In the data below, which lines hold "Qualifiers"? Copy every one.

-- Record excerpts follows --

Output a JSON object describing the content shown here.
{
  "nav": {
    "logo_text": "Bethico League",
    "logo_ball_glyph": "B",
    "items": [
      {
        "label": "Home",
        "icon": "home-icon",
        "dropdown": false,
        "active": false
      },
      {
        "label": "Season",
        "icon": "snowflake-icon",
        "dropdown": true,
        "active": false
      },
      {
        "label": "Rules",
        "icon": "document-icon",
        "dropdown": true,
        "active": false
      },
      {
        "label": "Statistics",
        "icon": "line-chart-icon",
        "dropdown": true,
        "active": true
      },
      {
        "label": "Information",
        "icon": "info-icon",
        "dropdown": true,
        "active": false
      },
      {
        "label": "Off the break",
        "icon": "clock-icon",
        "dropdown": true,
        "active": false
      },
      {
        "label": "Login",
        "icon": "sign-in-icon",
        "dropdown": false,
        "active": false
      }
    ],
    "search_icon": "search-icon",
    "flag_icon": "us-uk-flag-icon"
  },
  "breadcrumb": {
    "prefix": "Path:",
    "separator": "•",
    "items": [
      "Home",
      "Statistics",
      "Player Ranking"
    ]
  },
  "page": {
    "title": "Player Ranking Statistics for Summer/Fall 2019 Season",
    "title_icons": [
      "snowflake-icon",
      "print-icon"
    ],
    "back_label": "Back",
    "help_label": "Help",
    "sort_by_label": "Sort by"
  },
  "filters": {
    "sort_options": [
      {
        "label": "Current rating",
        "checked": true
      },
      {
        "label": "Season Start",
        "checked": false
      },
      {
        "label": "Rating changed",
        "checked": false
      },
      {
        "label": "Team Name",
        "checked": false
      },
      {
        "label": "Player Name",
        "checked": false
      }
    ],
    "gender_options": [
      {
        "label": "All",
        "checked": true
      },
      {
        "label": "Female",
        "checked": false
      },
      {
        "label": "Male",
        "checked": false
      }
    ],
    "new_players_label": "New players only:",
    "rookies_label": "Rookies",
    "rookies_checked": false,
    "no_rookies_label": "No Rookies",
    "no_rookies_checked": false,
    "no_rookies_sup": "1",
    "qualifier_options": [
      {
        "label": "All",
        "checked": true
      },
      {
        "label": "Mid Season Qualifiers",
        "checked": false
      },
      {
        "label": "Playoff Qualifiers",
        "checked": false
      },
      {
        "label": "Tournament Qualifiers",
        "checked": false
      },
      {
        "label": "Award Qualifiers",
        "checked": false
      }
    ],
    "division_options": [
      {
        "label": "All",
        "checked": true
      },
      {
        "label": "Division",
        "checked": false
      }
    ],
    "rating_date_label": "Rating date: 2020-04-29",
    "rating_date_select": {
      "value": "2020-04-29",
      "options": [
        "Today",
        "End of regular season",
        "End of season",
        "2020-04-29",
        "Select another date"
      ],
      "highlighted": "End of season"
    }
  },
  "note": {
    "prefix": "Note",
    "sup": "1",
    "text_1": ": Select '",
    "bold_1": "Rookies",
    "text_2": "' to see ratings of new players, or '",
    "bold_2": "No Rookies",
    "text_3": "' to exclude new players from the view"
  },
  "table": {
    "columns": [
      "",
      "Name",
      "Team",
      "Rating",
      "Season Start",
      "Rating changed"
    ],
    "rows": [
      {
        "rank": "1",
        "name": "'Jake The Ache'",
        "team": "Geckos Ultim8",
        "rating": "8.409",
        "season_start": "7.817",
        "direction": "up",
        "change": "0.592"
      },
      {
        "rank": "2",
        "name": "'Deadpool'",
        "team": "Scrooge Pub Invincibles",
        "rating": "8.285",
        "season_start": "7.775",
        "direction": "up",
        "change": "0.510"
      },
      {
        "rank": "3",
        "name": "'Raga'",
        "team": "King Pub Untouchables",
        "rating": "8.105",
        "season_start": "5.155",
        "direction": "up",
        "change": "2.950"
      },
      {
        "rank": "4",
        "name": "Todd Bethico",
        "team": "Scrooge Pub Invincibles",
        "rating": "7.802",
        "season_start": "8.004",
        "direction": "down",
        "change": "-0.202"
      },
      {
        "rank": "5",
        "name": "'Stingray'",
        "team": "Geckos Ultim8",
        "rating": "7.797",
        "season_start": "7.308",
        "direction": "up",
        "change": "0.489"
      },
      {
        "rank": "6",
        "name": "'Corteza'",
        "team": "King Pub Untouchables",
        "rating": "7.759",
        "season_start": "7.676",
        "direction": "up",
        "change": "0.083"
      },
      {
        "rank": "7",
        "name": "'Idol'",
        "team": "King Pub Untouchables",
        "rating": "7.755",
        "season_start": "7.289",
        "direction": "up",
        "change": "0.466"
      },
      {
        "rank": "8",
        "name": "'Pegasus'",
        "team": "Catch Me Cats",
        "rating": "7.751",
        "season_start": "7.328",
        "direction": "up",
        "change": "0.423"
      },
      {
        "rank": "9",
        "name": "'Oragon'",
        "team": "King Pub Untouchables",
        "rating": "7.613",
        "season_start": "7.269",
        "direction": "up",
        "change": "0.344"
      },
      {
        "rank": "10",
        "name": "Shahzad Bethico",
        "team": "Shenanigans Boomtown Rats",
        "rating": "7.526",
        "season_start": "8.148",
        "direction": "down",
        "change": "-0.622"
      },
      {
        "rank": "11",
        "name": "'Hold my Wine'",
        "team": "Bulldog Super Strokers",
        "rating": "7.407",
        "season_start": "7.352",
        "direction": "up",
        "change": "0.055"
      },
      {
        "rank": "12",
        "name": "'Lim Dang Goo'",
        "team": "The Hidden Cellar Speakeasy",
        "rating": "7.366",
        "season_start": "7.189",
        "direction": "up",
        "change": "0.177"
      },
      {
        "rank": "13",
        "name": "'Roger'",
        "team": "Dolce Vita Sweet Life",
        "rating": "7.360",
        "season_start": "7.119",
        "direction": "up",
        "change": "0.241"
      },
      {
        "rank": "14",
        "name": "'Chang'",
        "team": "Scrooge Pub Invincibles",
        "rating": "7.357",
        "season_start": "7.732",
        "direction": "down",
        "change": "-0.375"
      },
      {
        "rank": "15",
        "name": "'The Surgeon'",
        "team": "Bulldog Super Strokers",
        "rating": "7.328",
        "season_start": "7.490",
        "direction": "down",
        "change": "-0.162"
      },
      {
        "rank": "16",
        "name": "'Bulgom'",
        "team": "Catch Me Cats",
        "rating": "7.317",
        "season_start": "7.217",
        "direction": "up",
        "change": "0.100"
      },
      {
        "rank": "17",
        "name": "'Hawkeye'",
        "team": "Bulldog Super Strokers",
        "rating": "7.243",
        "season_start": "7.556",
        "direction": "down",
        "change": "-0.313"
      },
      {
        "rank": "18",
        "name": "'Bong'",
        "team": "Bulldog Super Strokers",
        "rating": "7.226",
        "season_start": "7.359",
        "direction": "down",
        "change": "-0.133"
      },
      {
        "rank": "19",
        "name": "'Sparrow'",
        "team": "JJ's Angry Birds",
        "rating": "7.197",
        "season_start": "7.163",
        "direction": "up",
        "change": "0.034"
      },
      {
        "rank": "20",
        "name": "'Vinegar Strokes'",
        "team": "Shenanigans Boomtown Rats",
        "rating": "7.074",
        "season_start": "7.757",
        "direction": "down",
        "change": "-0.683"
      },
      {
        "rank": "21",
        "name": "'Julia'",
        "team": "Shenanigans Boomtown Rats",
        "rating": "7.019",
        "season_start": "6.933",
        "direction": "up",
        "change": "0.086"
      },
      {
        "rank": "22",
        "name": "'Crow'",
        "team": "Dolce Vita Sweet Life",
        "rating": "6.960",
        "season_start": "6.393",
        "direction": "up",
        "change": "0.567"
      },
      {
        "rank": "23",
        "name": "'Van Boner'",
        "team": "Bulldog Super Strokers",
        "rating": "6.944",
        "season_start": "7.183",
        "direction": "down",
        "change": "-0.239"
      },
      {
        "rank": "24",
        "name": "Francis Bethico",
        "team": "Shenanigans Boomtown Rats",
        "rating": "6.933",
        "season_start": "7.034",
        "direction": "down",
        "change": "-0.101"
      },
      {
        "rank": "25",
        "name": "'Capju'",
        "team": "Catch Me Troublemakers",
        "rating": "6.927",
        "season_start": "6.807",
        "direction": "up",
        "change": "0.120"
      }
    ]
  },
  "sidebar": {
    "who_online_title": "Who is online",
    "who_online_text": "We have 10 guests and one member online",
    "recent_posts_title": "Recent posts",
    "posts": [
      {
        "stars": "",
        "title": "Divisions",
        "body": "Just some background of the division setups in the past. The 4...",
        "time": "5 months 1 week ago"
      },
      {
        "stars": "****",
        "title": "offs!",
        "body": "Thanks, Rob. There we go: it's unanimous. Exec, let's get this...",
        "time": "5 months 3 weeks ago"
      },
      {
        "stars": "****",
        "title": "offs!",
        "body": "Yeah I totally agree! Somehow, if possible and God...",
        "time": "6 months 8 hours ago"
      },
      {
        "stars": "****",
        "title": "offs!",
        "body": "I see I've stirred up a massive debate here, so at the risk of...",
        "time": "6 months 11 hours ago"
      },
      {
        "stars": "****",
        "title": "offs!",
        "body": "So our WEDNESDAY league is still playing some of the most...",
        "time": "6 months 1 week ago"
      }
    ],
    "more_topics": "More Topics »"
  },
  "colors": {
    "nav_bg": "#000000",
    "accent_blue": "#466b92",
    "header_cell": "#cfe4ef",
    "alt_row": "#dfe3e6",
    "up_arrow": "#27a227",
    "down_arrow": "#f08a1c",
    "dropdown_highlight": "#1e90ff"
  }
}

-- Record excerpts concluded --

Written reply:
        "label": "Mid Season Qualifiers",
        "label": "Playoff Qualifiers",
        "label": "Tournament Qualifiers",
        "label": "Award Qualifiers",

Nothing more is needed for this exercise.